Collected data:
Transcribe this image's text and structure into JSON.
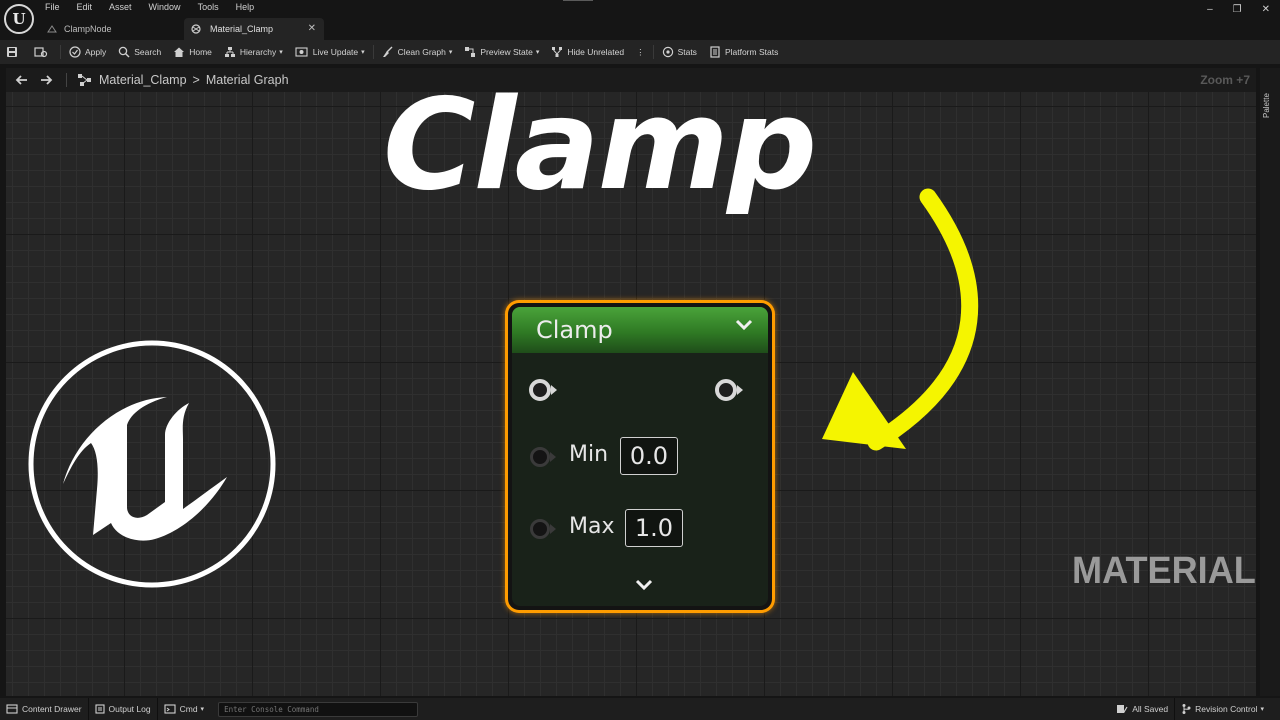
{
  "menu": {
    "items": [
      "File",
      "Edit",
      "Asset",
      "Window",
      "Tools",
      "Help"
    ]
  },
  "tabs": [
    {
      "label": "ClampNode"
    },
    {
      "label": "Material_Clamp"
    }
  ],
  "toolbar": {
    "apply": "Apply",
    "search": "Search",
    "home": "Home",
    "hierarchy": "Hierarchy",
    "live_update": "Live Update",
    "clean_graph": "Clean Graph",
    "preview_state": "Preview State",
    "hide_unrelated": "Hide Unrelated",
    "stats": "Stats",
    "platform_stats": "Platform Stats"
  },
  "breadcrumb": {
    "asset": "Material_Clamp",
    "graph": "Material Graph",
    "zoom": "Zoom +7"
  },
  "palette_label": "Palette",
  "overlay": {
    "title": "Clamp",
    "watermark": "MATERIAL",
    "arrow_color": "#f5f500"
  },
  "node": {
    "title": "Clamp",
    "header_color": "#3d8f2e",
    "border_color": "#ff9c00",
    "min_label": "Min",
    "min_value": "0.0",
    "max_label": "Max",
    "max_value": "1.0"
  },
  "statusbar": {
    "content_drawer": "Content Drawer",
    "output_log": "Output Log",
    "cmd": "Cmd",
    "console_placeholder": "Enter Console Command",
    "all_saved": "All Saved",
    "revision_control": "Revision Control"
  }
}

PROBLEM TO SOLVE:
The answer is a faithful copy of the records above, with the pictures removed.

SOLVED EXERCISE:
Transcribe this image's text and structure into JSON.
{
  "menu": {
    "items": [
      "File",
      "Edit",
      "Asset",
      "Window",
      "Tools",
      "Help"
    ]
  },
  "tabs": [
    {
      "label": "ClampNode"
    },
    {
      "label": "Material_Clamp"
    }
  ],
  "toolbar": {
    "apply": "Apply",
    "search": "Search",
    "home": "Home",
    "hierarchy": "Hierarchy",
    "live_update": "Live Update",
    "clean_graph": "Clean Graph",
    "preview_state": "Preview State",
    "hide_unrelated": "Hide Unrelated",
    "stats": "Stats",
    "platform_stats": "Platform Stats"
  },
  "breadcrumb": {
    "asset": "Material_Clamp",
    "graph": "Material Graph",
    "zoom": "Zoom +7"
  },
  "palette_label": "Palette",
  "overlay": {
    "title": "Clamp",
    "watermark": "MATERIAL",
    "arrow_color": "#f5f500"
  },
  "node": {
    "title": "Clamp",
    "header_color": "#3d8f2e",
    "border_color": "#ff9c00",
    "min_label": "Min",
    "min_value": "0.0",
    "max_label": "Max",
    "max_value": "1.0"
  },
  "statusbar": {
    "content_drawer": "Content Drawer",
    "output_log": "Output Log",
    "cmd": "Cmd",
    "console_placeholder": "Enter Console Command",
    "all_saved": "All Saved",
    "revision_control": "Revision Control"
  }
}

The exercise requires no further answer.